*** The records ***

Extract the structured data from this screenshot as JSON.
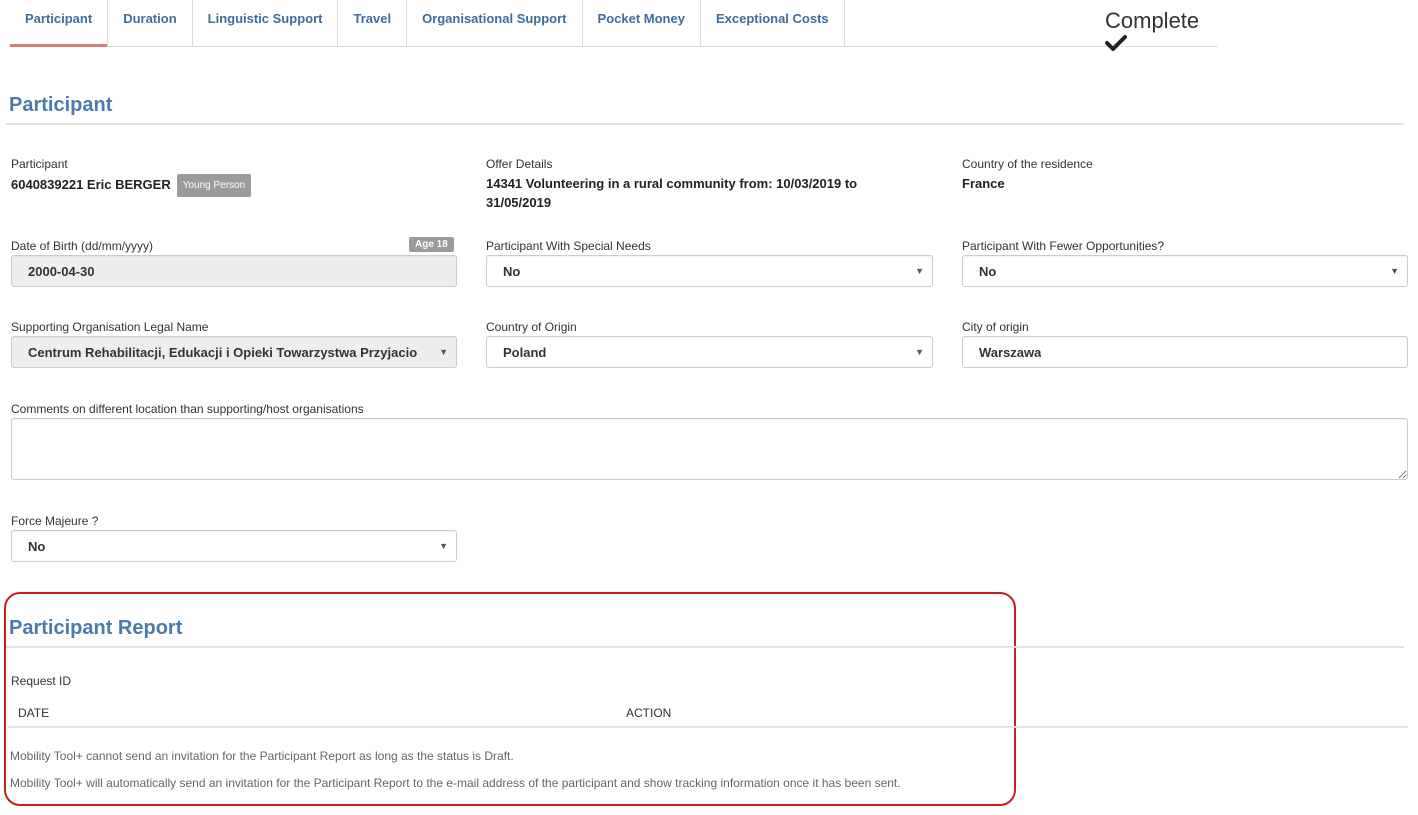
{
  "tabs": [
    {
      "label": "Participant",
      "active": true
    },
    {
      "label": "Duration",
      "active": false
    },
    {
      "label": "Linguistic Support",
      "active": false
    },
    {
      "label": "Travel",
      "active": false
    },
    {
      "label": "Organisational Support",
      "active": false
    },
    {
      "label": "Pocket Money",
      "active": false
    },
    {
      "label": "Exceptional Costs",
      "active": false
    }
  ],
  "status": {
    "label": "Complete",
    "icon": "checkmark-icon"
  },
  "participant_section": {
    "title": "Participant",
    "participant": {
      "label": "Participant",
      "value": "6040839221 Eric BERGER",
      "badge": "Young Person"
    },
    "offer": {
      "label": "Offer Details",
      "value": "14341 Volunteering in a rural community from: 10/03/2019 to 31/05/2019"
    },
    "residence": {
      "label": "Country of the residence",
      "value": "France"
    },
    "dob": {
      "label": "Date of Birth (dd/mm/yyyy)",
      "value": "2000-04-30",
      "age_badge": "Age 18"
    },
    "special_needs": {
      "label": "Participant With Special Needs",
      "value": "No"
    },
    "fewer_opportunities": {
      "label": "Participant With Fewer Opportunities?",
      "value": "No"
    },
    "supporting_org": {
      "label": "Supporting Organisation Legal Name",
      "value": "Centrum Rehabilitacji, Edukacji i Opieki Towarzystwa Przyjacio"
    },
    "country_origin": {
      "label": "Country of Origin",
      "value": "Poland"
    },
    "city_origin": {
      "label": "City of origin",
      "value": "Warszawa"
    },
    "comments": {
      "label": "Comments on different location than supporting/host organisations",
      "value": ""
    },
    "force_majeure": {
      "label": "Force Majeure ?",
      "value": "No"
    }
  },
  "report_section": {
    "title": "Participant Report",
    "request_id_label": "Request ID",
    "columns": [
      "DATE",
      "ACTION"
    ],
    "notes": [
      "Mobility Tool+ cannot send an invitation for the Participant Report as long as the status is Draft.",
      "Mobility Tool+ will automatically send an invitation for the Participant Report to the e-mail address of the participant and show tracking information once it has been sent."
    ]
  },
  "colors": {
    "accent": "#4b7bab",
    "tab_active_underline": "#e07b7b",
    "highlight_border": "#c81e1e"
  }
}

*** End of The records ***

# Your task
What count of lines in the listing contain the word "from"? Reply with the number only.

# Result of the task
2